The United Nations Population Fund (UNFPA) and the Norwegian government launched a new programme to support Vietnam to address gender biased sex selection and related harmful practices.
|The UNFPA and Norway support Vietnam in addressing Gender Biased Sex Selection and related harmful practices |
A new programme “Addressing gender biased sex selection and related harmful practices in Vietnam” has been launched by the UNFPA and the Norwegian government for three years from 2020 to 2022. This programme will be co-implemented by the Ministry of Labour, Invalids and Social Affairs (MoLISA), the General Office for Population and Family Planning (GOPFP) under the Ministry of Health (MoH), the Vietnam Farmers’ Union, and the Center for Studies and Applied Sciences in Gender, Family, Women and Adolescents (CSAGA).
It aims at supporting the ongoing government efforts to fully implement approved legal and policy frameworks to end gender biased sex selection (GBSS) and includes campaigns through innovative approaches to change social norms and practices which reinforce son preference and the low value of girls, strengthening of the capacities of the media, implementation of the fatherhood programme, and streamlining of the country’s co-ordination mechanisms for GBSS.
Data from the National Population and Housing Census, which Vietnam successfully conducted last year, will also be analysed further to produce a Census Monograph on GBSS. Vietnam’s experience and good practice will be shared in the spirit of South-South collaboration with other countries in the region, especially with Bangladesh and Nepal that have also experienced an imbalanced sex ratio as a result of GBSS.
“I am very pleased that in Vietnam, the UNFPA with the financial support of Norway, is taking the lead in addressing gender biased sex selection in close co-operation with the Vietnamese government. Close partnerships and a holistic approach are key measures for success in addressing harmful practices,” said Grethe Løchen, Norwegian Ambassador to Vietnam.
Gender equality in Vietnam has improved over the past decades, but GBSS as a harmful practice remains persistent in society. GBSS has been identified as the major cause of an imbalance in the Sex Ratio at Birth (SRB) in Vietnam. The skewed SRB in Vietnam was first identified in 2004, and since 2005, the imbalance towards more boys has rapidly increased and reached 111.5 boys per 100 girls in 2019 as indicated in the 2019 Census.

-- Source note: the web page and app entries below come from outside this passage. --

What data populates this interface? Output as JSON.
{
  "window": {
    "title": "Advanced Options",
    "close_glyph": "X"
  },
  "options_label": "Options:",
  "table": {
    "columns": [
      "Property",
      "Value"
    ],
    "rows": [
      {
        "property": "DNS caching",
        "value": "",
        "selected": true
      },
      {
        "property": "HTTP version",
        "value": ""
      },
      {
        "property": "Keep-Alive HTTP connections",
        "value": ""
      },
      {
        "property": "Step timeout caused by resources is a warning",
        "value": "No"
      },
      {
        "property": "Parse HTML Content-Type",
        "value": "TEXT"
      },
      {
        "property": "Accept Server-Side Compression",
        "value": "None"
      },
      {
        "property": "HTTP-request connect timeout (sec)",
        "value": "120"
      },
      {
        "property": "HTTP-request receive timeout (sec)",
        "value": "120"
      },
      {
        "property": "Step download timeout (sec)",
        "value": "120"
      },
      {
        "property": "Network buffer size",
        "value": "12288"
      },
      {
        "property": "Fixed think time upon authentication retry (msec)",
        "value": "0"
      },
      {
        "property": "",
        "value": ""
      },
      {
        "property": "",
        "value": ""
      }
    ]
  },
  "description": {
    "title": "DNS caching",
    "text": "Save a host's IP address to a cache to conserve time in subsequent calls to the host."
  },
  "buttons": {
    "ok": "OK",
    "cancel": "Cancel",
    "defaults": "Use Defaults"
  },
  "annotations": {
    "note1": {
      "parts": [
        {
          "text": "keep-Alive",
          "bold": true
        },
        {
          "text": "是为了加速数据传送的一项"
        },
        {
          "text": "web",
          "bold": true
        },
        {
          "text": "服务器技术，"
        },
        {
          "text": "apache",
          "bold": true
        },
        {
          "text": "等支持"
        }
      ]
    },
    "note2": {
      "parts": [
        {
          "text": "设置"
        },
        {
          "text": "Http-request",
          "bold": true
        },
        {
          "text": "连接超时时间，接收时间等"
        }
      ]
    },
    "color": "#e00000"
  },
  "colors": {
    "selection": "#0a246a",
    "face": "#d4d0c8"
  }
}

“The skewed sex ratio at birth in Vietnam is at an alarming level and tends to continue to spread, both in rural and urban areas and in many regions of the country. Therefore, one of the goals of the Vietnam Population Strategy to 2030 is to bring the sex ratio at birth to the natural balance,” said Nguyen Doan Tu, director general of the General Office for Population and Family Planning. “Strengthening gender equality, empowering women and girls, promoting advocacy and communications, raising all people's awareness, and promoting greater participation from men and boys are key solutions to address GBSS.”
Evidence shows that this demographic imbalance is a result of pre-natal sex selection based on son preference, which is deeply rooted in the traditional culture in many countries in the world, including Vietnam. Son preference is a powerful manifestation of gender inequality.
Meanwhile, Naomi Kitahara, UNFPA representative in Vietnam, said that the country is making progress with promoting gender equality, but the progress must be accelerated within the context of the Decade of Action for Sustainable Development Goals (SDGs). “With this new programme, we will support the Government of Vietnam and civil society to speed up the process of change, towards a modern and progressive Vietnam where women and girls have the same opportunities to succeed in society as men and boys do, and where we value our girls as much as we value our boys,” she said.
According to Kitahara, GBSS should be addressed not only to ensure gender equality, but also because the unbalanced sex ratio has significant implications for the population’s marital status and can also contribute to further fertility decline. As such, more intensified nation-wide efforts are needed to fully implement existing legal and policy frameworks to prevent GBSS and promote gender equality more broadly.